no winner has been chosen and the election does not appear to have
started yet.
The easiest way to explain the vlocks algorithm is with some pseudo-code:
int currently_voting[NR_CPUS] = { 0, };
int last_vote = -1; /* no votes yet */
bool vlock_trylock(int this_cpu)
/* signal our desire to vote */
currently_voting[this_cpu] = 1;
if (last_vote != -1) {
/* someone already volunteered himself */
currently_voting[this_cpu] = 0;
return false; /* not ourself */
/* let's suggest ourself */
last_vote = this_cpu;
currently_voting[this_cpu] = 0;
/* then wait until everyone else is done voting */
for_each_cpu(i) {
while (currently_voting[i] != 0)
/* wait */;
/* result */
if (last_vote == this_cpu)
return true; /* we won */
return false;
bool vlock_unlock(void)
last_vote = -1;
The currently_voting[] array provides a way for the CPUs to determine
whether an election is in progress, and plays a role analogous to the
"entering" array in Lamport's bakery algorithm [1].
However, once the election has started, the underlying memory system
atomicity is used to pick the winner. This avoids the need for a static
priority rule to act as a tie-breaker, or any counters which could
As long as the last_vote variable is globally visible to all CPUs, it
will contain only one value that won't change once every CPU has cleared
its currently_voting flag.
Features and limitations
* vlocks are not intended to be fair. In the contended case, it is the
_last_ CPU which attempts to get the lock which will be most likely
to win.
vlocks are therefore best suited to situations where it is necessary
to pick a unique winner, but it does not matter which CPU actually
* Like other similar mechanisms, vlocks will not scale well to a large
number of CPUs.
vlocks can be cascaded in a voting hierarchy to permit better scaling

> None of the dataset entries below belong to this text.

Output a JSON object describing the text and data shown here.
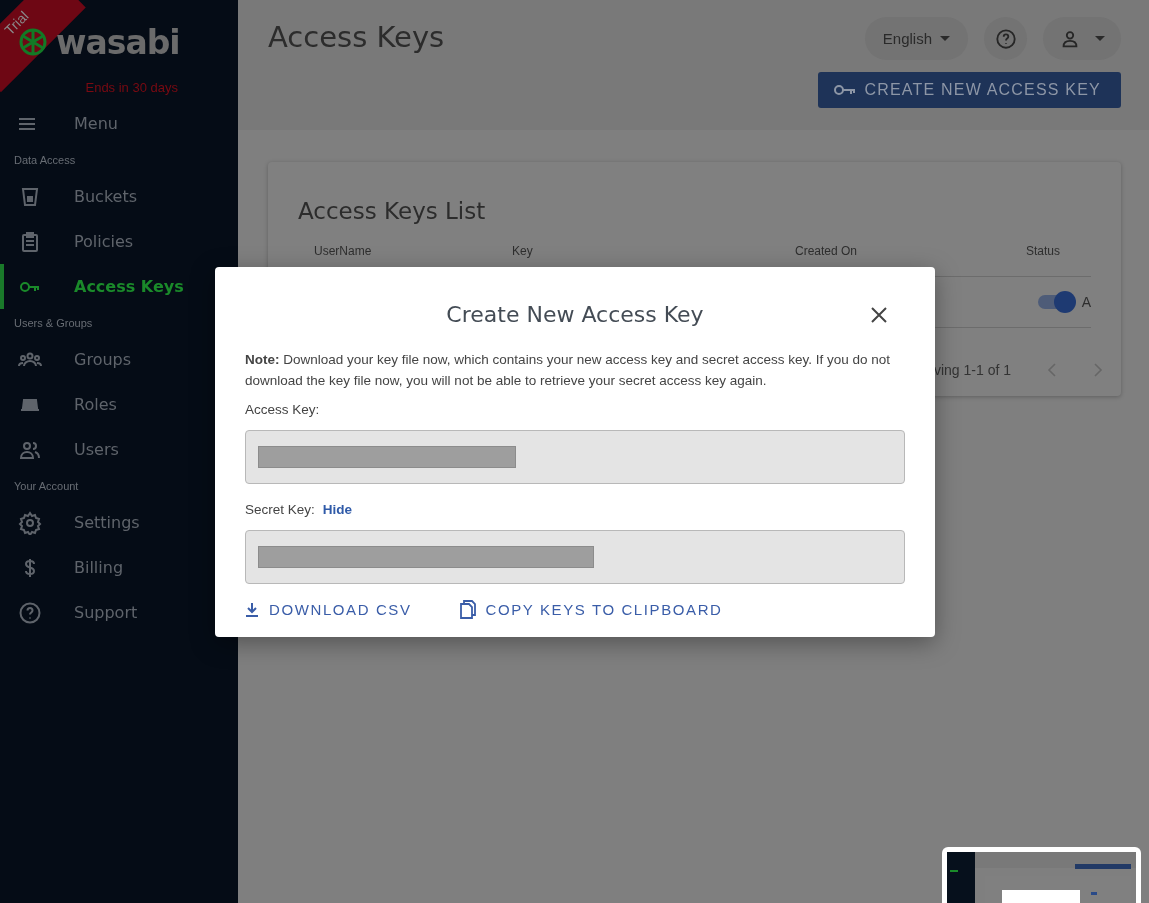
{
  "sidebar": {
    "trial_badge": "Trial",
    "logo": "wasabi",
    "trial_notice": "Ends in 30 days",
    "menu_label": "Menu",
    "sections": [
      {
        "title": "Data Access",
        "items": [
          {
            "label": "Buckets",
            "selected": false
          },
          {
            "label": "Policies",
            "selected": false
          },
          {
            "label": "Access Keys",
            "selected": true
          }
        ]
      },
      {
        "title": "Users & Groups",
        "items": [
          {
            "label": "Groups",
            "selected": false
          },
          {
            "label": "Roles",
            "selected": false
          },
          {
            "label": "Users",
            "selected": false
          }
        ]
      },
      {
        "title": "Your Account",
        "items": [
          {
            "label": "Settings",
            "selected": false
          },
          {
            "label": "Billing",
            "selected": false
          },
          {
            "label": "Support",
            "selected": false
          }
        ]
      }
    ]
  },
  "header": {
    "title": "Access Keys",
    "language": "English",
    "create_button": "CREATE NEW ACCESS KEY"
  },
  "card": {
    "title": "Access Keys List",
    "columns": [
      "UserName",
      "Key",
      "Created On",
      "Status"
    ],
    "rows": [
      {
        "status_on": true,
        "status_text": "A"
      }
    ],
    "pagination": "ving 1-1 of 1"
  },
  "modal": {
    "title": "Create New Access Key",
    "note": "**Note:** Download your key file now, which contains your new access key and secret access key. If you do not download the key file now, you will not be able to retrieve your secret access key again.",
    "fields": [
      {
        "label": "Access Key:"
      },
      {
        "label": "Secret Key:",
        "link": "Hide"
      }
    ],
    "actions": [
      {
        "label": "DOWNLOAD CSV",
        "kind": "download"
      },
      {
        "label": "COPY KEYS TO CLIPBOARD",
        "kind": "copy"
      }
    ]
  }
}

if necessary, as in the following hypothetical example for 4096 CPUs:
/* first level: local election */
my_town = towns[(this_cpu >> 4) & 0xf];
I_won = vlock_trylock(my_town, this_cpu & 0xf);
if (I_won) {
/* we won the town election, let's go for the state */
my_state = states[(this_cpu >> 8) & 0xf];
I_won = vlock_lock(my_state, this_cpu & 0xf));
if (I_won) {
/* and so on */
I_won = vlock_lock(the_whole_country, this_cpu & 0xf];
if (I_won) {
/* ... */
ARM implementation
The current ARM implementation [2] contains some optimisations beyond
the basic algorithm:
* By packing the members of the currently_voting array close together,
we can read the whole array in one transaction (providing the number
of CPUs potentially contending the lock is small enough). This
reduces the number of round-trips required to external memory.
In the ARM implementation, this means that we can use a single load
and comparison:
LDR Rt, [Rn]
CMP Rt, #0